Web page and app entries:
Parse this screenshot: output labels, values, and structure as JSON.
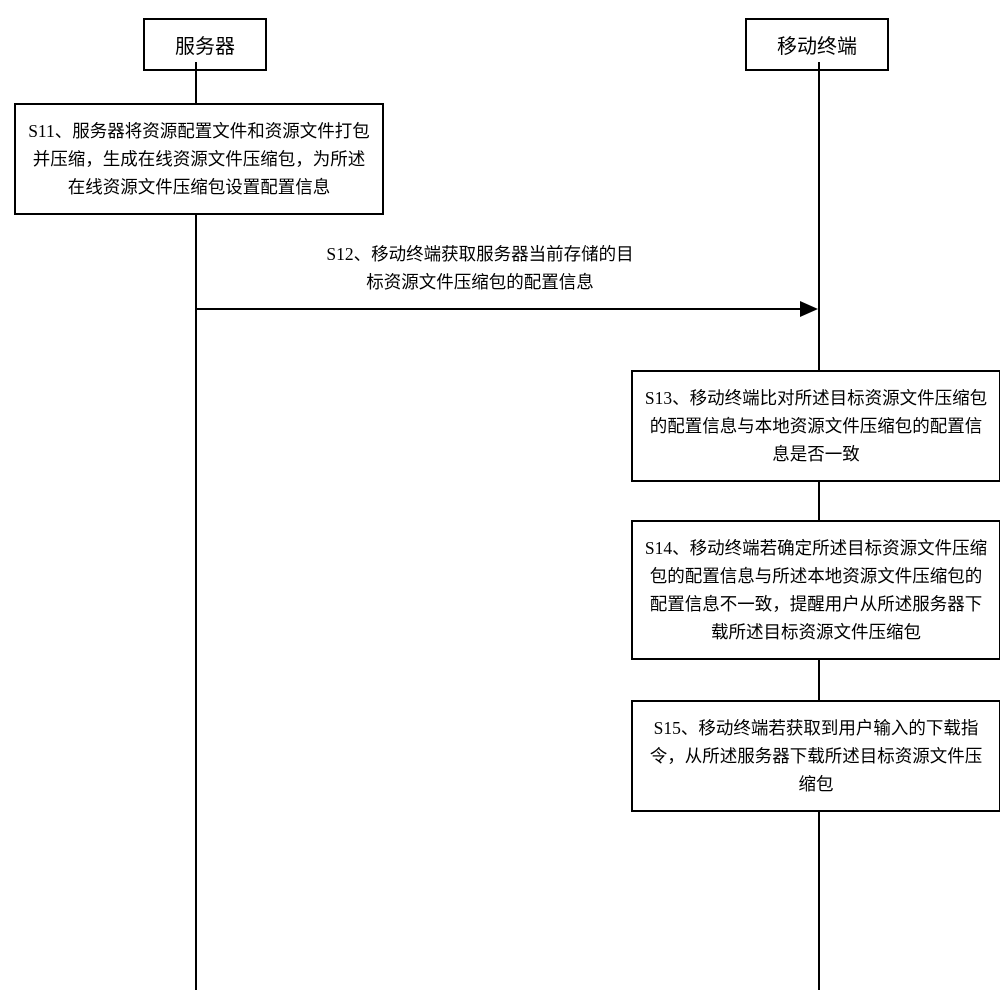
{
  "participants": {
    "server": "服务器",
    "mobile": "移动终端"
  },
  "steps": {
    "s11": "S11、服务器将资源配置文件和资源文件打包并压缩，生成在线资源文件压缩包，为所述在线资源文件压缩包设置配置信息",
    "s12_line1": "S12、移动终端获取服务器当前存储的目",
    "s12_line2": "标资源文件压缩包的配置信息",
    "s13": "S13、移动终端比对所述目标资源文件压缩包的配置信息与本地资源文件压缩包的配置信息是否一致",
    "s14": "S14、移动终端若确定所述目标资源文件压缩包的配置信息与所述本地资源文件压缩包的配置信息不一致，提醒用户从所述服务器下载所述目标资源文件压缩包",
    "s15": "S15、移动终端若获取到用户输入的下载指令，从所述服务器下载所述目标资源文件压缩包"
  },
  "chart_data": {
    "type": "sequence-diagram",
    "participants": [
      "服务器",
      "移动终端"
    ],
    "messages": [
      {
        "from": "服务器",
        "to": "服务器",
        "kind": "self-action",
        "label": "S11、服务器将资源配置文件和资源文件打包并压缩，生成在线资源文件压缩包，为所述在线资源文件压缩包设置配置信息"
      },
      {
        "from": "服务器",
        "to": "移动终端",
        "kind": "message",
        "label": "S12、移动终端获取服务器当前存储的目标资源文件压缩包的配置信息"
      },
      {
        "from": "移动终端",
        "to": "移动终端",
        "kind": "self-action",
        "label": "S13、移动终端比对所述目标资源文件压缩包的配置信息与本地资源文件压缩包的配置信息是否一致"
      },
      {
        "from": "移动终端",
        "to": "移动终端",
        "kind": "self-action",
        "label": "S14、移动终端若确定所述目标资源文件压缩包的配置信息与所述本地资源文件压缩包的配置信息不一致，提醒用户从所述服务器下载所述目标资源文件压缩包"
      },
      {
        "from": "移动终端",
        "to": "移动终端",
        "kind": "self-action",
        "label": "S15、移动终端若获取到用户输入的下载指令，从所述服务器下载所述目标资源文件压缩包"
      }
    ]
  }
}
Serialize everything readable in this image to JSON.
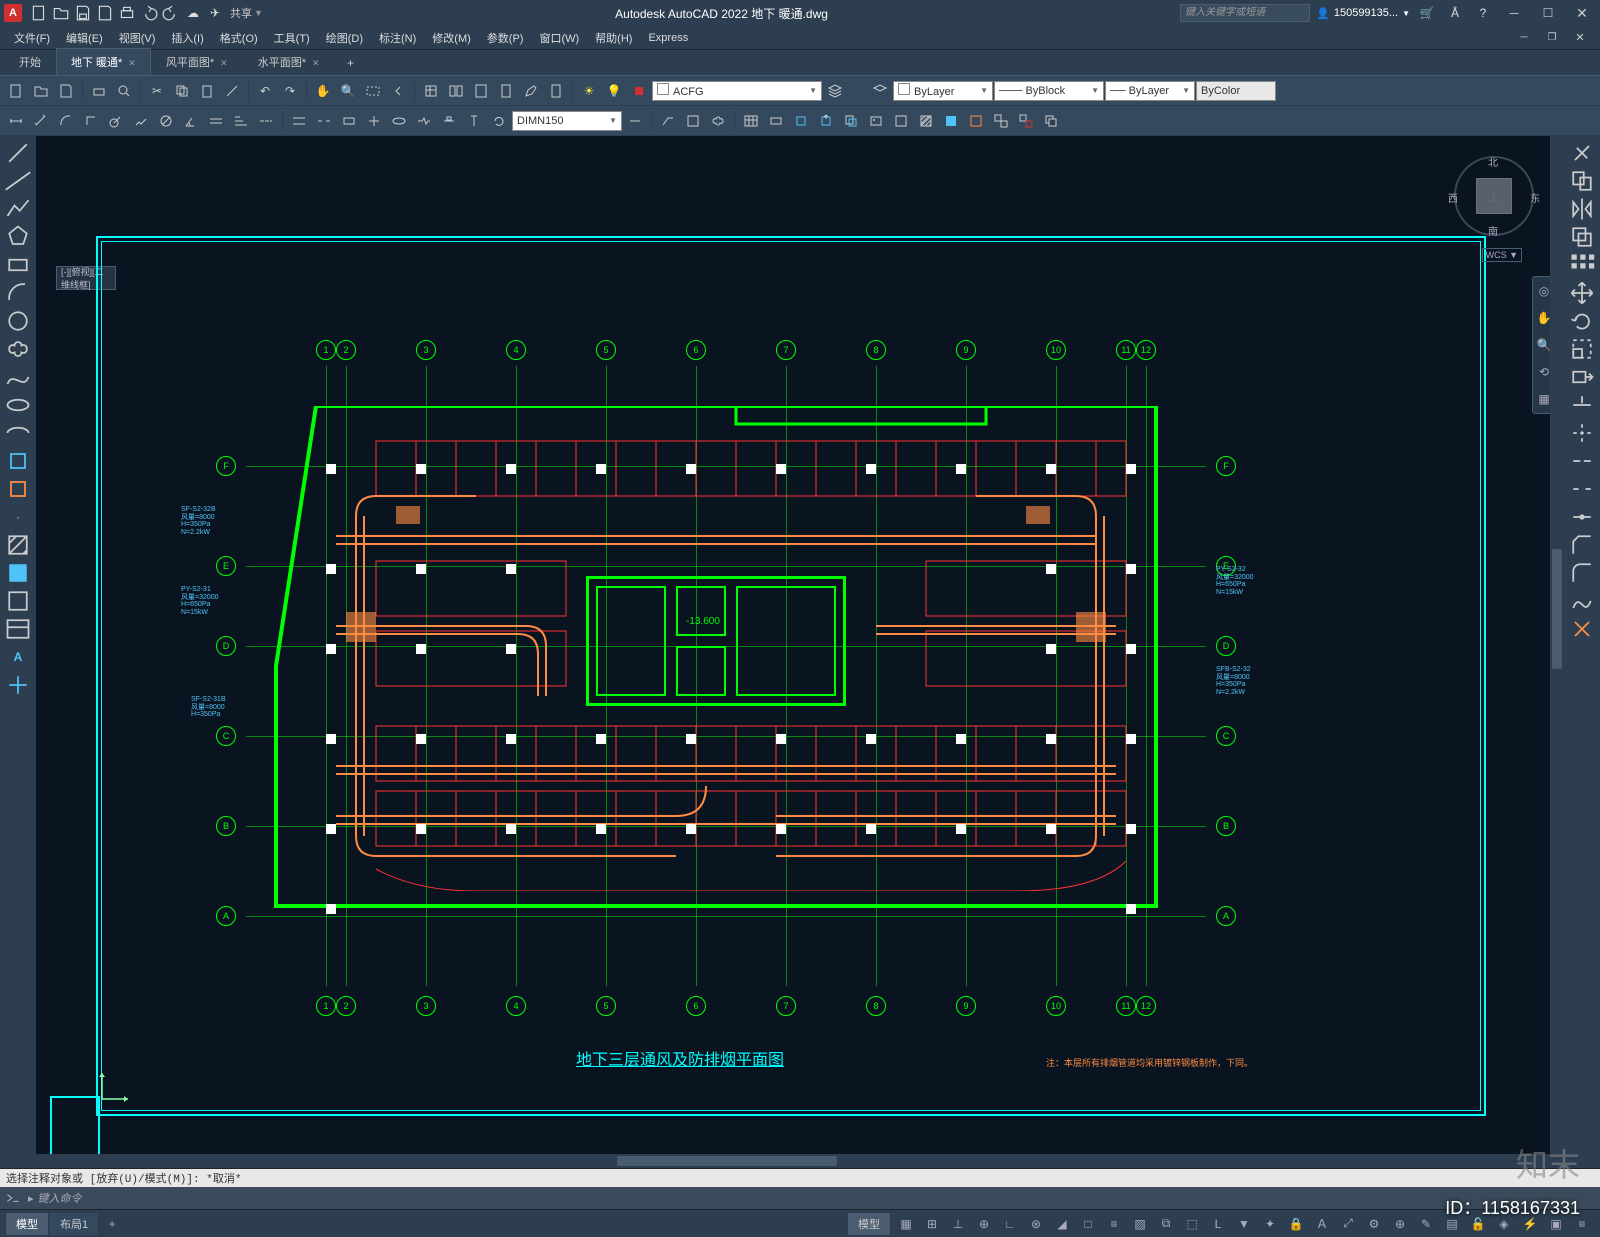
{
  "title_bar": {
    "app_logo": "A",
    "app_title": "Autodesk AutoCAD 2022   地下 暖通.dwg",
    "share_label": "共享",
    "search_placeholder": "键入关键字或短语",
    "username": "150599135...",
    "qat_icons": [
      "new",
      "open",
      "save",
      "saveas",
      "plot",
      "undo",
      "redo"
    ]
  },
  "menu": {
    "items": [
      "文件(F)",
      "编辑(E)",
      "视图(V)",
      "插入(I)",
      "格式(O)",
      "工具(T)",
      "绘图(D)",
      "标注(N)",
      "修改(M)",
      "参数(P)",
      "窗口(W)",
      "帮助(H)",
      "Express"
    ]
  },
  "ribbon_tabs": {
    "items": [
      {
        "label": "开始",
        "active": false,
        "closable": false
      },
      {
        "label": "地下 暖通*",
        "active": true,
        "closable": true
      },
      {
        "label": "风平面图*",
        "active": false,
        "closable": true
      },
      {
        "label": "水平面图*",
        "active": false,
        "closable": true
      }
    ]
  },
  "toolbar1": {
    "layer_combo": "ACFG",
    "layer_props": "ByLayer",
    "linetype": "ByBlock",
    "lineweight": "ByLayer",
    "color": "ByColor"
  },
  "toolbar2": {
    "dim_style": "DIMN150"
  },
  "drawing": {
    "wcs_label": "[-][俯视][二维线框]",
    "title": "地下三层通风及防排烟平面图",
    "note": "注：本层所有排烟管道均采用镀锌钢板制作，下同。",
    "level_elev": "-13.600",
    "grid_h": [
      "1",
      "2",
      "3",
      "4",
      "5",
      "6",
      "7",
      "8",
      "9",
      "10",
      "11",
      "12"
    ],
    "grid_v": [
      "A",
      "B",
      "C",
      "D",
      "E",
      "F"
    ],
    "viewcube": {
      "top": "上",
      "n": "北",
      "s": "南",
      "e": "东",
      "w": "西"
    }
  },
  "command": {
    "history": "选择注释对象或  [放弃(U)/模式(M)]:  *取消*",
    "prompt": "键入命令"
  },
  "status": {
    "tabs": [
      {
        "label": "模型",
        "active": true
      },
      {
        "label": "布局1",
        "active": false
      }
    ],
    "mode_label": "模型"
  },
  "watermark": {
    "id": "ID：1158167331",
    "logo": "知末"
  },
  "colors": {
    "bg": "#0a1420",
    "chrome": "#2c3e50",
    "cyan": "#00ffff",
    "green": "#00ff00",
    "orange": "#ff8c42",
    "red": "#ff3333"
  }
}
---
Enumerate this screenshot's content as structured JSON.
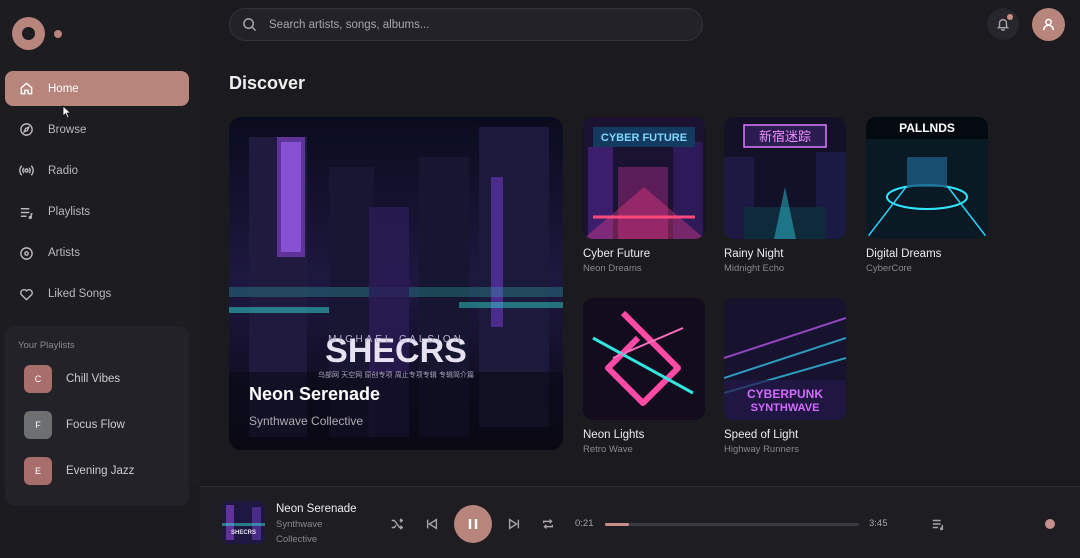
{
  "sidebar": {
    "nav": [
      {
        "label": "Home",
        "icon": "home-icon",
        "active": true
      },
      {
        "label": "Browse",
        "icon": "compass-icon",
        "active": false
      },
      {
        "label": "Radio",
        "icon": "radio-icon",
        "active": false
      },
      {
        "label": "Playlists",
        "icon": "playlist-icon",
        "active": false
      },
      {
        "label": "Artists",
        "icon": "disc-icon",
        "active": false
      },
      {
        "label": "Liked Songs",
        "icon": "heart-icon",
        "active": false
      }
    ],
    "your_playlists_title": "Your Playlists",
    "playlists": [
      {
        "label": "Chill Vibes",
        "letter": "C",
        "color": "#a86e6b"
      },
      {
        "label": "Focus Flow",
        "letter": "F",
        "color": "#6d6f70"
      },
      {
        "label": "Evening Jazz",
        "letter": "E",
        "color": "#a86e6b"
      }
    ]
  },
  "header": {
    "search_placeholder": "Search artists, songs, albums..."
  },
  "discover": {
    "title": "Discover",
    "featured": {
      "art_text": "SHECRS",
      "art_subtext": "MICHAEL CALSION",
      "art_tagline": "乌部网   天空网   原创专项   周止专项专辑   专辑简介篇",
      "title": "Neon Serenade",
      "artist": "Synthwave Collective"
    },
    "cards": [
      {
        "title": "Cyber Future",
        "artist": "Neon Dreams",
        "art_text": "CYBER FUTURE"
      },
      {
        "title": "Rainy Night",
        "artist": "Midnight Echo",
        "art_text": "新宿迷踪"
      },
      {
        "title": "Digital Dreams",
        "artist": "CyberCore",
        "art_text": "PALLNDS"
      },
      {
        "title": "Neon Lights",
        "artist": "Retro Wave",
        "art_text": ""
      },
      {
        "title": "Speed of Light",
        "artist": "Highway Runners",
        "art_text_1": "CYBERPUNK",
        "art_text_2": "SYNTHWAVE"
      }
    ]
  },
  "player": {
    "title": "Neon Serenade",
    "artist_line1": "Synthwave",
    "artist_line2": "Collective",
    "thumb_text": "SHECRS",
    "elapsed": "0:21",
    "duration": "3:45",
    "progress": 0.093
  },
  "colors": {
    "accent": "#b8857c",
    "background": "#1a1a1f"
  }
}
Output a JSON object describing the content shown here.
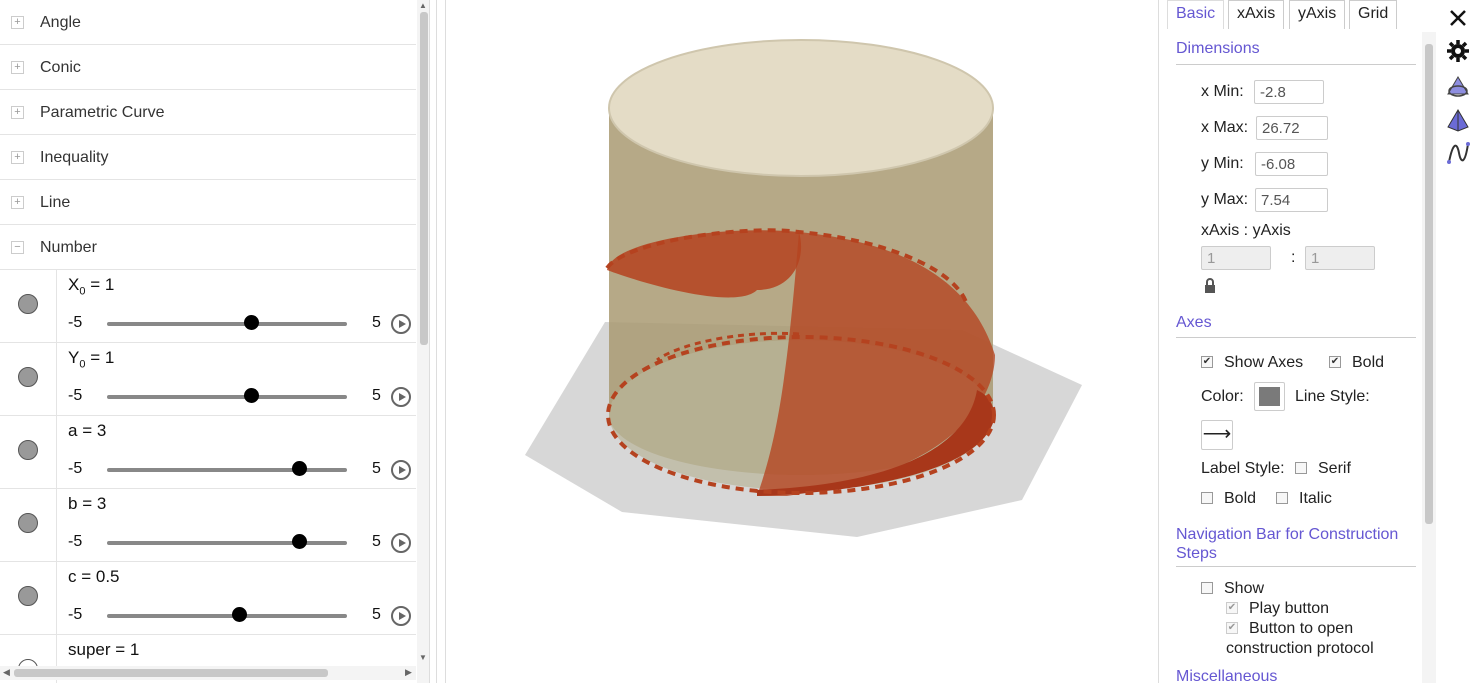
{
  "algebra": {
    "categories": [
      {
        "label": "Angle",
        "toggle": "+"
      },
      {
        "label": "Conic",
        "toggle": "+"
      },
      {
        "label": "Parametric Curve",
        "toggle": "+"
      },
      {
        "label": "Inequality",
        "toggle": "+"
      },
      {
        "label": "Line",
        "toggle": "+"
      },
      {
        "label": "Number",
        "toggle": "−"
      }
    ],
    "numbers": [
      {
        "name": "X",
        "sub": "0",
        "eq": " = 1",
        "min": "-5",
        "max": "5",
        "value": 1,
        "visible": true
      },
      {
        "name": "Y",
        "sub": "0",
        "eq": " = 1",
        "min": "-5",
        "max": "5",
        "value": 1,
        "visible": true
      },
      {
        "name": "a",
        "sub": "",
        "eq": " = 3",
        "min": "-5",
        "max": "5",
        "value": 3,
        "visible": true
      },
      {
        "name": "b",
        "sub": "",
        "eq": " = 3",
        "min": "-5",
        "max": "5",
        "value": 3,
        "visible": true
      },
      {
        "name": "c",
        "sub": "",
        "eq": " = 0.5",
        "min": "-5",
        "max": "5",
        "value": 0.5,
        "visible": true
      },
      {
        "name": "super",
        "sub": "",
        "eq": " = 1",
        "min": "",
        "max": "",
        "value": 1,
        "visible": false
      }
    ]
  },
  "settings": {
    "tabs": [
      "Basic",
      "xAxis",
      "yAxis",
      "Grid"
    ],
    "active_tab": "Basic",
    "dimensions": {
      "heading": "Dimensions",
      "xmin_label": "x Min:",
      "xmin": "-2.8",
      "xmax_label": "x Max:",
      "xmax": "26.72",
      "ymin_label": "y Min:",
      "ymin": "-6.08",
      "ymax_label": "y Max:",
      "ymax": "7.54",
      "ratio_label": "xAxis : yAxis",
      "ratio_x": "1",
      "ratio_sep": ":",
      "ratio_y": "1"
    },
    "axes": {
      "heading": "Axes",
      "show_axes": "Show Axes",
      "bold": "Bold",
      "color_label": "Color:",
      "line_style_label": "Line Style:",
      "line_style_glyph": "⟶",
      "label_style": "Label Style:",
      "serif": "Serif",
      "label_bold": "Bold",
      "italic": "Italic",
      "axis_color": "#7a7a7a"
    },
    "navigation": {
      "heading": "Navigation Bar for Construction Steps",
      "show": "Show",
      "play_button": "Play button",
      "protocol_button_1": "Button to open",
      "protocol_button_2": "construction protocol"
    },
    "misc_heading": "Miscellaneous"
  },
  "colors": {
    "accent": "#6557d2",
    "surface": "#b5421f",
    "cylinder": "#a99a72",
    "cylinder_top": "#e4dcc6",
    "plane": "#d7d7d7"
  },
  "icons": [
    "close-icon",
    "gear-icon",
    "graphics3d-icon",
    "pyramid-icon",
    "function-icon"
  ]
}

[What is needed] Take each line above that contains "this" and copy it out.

[Reply]
Parse this screenshot: output labels, values, and structure as JSON.
Serialize everything readable in this image to JSON.
Enumerate this screenshot's content as structured JSON.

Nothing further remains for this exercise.